WORK ITEM:
Please return every line from the entries that has the string "value" in it.

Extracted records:
=== Section Start ===
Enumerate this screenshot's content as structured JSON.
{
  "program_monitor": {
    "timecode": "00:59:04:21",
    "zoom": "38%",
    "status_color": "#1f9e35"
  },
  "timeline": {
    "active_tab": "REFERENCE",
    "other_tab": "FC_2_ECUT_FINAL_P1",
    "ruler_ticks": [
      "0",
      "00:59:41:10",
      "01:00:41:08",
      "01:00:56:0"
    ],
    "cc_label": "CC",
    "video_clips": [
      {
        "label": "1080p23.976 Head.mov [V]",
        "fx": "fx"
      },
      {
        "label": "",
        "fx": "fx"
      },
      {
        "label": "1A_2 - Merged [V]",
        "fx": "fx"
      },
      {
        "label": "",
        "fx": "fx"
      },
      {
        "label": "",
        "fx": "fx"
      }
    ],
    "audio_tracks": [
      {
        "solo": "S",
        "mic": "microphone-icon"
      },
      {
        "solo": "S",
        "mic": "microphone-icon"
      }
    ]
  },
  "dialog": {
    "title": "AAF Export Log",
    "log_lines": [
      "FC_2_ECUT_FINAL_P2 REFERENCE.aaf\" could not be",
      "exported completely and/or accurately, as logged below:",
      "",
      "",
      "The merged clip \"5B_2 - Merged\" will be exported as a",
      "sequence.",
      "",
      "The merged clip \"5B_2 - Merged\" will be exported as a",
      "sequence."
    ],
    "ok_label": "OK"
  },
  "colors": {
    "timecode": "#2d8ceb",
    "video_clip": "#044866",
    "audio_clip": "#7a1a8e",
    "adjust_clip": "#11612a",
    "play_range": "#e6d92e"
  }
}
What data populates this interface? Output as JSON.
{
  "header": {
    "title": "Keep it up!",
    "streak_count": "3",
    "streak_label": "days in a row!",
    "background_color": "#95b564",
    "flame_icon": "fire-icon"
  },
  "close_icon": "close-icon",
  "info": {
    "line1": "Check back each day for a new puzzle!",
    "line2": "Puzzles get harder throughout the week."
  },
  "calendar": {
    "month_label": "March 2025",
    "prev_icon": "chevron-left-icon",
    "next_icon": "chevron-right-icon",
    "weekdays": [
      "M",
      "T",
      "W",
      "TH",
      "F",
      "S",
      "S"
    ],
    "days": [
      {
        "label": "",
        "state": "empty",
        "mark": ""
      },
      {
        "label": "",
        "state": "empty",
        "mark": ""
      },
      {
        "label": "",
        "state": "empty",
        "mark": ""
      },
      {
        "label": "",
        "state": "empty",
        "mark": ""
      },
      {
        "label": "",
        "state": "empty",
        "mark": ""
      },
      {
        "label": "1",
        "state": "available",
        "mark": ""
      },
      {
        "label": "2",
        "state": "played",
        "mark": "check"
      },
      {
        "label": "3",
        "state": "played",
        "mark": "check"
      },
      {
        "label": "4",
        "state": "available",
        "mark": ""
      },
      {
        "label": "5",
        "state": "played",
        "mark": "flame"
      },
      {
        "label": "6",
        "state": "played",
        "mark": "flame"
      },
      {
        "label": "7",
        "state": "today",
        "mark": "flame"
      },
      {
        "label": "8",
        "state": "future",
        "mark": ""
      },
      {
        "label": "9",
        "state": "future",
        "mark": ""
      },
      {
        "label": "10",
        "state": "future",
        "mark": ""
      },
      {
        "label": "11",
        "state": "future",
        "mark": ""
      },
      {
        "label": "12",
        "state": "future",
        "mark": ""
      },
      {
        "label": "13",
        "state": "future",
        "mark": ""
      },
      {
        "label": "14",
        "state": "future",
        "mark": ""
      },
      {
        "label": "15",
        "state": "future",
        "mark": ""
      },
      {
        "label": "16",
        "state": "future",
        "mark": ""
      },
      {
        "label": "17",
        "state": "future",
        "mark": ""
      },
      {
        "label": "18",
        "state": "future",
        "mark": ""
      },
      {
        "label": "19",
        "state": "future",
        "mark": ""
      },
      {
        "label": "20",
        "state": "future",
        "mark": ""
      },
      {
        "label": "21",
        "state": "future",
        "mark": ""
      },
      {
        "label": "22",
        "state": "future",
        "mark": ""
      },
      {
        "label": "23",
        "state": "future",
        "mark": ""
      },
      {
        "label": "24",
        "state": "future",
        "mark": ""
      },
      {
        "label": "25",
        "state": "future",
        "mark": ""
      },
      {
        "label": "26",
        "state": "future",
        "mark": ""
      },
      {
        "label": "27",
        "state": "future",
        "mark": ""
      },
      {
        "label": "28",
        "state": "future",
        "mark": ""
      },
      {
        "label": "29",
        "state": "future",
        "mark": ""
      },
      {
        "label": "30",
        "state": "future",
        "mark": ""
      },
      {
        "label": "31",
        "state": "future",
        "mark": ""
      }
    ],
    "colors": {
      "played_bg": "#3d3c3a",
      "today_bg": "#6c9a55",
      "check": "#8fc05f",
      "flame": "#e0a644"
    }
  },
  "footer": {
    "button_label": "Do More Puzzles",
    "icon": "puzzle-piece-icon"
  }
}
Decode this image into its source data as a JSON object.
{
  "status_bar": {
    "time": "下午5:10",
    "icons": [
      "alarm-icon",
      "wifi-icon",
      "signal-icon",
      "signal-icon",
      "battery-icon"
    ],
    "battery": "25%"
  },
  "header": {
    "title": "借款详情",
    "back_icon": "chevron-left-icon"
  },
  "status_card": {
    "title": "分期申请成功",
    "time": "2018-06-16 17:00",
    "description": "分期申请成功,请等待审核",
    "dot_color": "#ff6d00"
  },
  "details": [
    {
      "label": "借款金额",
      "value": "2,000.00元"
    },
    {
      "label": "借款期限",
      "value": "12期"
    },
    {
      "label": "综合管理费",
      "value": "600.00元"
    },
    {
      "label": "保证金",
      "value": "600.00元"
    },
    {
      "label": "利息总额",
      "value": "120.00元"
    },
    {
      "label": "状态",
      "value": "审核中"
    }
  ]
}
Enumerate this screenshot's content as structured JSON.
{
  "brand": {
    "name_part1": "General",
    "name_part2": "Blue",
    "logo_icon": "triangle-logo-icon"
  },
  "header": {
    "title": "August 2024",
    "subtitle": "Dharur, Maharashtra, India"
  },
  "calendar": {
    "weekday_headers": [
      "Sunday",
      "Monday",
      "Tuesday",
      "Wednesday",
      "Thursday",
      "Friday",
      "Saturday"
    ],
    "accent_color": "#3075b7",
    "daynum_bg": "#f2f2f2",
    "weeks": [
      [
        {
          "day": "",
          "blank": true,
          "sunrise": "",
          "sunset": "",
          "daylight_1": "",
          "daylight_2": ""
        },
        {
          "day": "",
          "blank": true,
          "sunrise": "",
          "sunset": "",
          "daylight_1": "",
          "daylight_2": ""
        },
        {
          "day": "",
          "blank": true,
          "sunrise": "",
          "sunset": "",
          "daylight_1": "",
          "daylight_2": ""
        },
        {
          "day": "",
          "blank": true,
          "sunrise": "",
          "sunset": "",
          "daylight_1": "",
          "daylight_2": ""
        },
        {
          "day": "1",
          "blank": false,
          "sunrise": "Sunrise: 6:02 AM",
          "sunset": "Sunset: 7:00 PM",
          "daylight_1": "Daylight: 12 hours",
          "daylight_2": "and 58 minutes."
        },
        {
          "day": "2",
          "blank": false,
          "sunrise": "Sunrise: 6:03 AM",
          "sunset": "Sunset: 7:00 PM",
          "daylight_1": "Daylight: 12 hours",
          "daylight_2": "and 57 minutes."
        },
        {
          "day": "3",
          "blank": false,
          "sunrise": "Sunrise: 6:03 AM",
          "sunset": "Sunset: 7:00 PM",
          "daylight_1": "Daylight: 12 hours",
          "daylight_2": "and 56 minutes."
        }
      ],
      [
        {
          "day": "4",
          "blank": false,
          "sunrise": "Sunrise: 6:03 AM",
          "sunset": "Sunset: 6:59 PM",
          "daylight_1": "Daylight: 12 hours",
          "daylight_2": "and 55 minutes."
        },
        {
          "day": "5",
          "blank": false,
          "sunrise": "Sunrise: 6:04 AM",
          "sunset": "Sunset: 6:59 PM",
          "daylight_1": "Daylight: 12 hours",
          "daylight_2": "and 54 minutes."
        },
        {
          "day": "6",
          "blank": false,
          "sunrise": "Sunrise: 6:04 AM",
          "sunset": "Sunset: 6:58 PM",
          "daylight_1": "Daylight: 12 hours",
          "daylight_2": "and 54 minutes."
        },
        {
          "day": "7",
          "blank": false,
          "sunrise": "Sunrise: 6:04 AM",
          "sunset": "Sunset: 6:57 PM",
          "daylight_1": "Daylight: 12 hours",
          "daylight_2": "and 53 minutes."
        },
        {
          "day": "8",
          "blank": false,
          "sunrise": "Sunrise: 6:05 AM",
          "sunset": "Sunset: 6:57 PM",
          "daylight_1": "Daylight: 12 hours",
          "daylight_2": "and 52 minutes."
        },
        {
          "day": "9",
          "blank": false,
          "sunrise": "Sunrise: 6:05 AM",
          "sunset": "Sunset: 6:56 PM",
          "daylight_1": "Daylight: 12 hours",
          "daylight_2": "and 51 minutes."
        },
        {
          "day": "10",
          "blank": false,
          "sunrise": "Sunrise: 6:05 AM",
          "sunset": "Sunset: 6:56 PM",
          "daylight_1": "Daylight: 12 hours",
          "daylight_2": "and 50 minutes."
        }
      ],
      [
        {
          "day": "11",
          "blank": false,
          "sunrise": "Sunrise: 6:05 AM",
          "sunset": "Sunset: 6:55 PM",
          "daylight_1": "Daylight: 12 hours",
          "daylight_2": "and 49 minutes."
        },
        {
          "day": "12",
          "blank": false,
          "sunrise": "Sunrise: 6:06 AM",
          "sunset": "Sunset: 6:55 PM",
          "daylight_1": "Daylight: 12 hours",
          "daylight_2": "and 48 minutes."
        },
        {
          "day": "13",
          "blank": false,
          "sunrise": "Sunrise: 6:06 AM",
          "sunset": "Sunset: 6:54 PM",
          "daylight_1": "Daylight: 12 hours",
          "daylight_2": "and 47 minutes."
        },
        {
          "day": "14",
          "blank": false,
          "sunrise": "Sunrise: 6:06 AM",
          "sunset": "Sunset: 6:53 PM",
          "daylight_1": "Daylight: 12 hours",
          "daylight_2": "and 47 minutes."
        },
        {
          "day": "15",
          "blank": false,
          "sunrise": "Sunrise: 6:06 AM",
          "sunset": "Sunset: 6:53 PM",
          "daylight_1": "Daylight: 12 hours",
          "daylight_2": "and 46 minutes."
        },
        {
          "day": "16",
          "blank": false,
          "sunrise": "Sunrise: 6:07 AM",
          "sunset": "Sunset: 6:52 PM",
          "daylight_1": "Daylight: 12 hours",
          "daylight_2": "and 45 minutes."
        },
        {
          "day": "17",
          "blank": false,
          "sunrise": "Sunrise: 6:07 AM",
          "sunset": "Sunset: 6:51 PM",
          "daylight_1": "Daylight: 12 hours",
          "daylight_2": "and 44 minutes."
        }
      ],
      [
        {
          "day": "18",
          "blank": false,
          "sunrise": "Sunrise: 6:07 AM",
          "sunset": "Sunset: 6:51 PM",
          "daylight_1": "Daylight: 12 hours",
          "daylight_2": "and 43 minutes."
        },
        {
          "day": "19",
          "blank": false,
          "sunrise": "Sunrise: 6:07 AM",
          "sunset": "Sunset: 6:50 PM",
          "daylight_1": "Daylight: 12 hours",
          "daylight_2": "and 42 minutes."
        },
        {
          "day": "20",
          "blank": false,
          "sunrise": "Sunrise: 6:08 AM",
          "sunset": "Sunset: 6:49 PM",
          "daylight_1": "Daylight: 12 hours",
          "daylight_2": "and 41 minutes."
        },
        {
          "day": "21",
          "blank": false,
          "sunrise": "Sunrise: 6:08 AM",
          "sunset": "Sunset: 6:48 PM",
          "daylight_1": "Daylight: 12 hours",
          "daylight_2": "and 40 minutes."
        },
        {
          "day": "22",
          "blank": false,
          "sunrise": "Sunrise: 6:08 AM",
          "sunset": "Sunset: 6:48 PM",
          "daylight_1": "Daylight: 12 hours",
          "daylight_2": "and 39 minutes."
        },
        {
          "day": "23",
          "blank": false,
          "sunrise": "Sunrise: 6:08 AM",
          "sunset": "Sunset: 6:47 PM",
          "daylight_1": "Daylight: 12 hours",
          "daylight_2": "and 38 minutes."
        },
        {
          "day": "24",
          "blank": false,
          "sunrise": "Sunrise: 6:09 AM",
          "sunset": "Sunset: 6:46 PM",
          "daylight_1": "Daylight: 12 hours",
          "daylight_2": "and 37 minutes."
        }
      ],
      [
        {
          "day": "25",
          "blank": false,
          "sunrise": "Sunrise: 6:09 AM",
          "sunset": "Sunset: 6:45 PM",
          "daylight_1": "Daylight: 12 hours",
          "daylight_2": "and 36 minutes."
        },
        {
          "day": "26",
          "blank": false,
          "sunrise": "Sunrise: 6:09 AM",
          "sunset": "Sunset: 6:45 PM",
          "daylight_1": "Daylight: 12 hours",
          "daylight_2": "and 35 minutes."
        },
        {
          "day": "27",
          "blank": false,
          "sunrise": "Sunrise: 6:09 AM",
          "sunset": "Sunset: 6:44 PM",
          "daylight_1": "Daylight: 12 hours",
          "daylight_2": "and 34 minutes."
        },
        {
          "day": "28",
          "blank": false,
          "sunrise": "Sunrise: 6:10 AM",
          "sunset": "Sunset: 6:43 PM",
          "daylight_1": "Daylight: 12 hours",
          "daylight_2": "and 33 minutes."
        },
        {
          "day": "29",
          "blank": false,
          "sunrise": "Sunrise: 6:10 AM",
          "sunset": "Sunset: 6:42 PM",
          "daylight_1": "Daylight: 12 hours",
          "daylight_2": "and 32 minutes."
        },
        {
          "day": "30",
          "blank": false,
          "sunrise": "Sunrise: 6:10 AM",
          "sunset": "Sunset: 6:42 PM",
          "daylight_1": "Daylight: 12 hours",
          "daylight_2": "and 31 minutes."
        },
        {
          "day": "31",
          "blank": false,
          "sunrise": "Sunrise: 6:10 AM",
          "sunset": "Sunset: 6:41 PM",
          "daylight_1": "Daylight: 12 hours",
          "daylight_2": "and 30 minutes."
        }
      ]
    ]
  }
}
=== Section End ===
TASK RESPONSE:
      "value": "2,000.00元"
      "value": "12期"
      "value": "600.00元"
      "value": "600.00元"
      "value": "120.00元"
      "value": "审核中"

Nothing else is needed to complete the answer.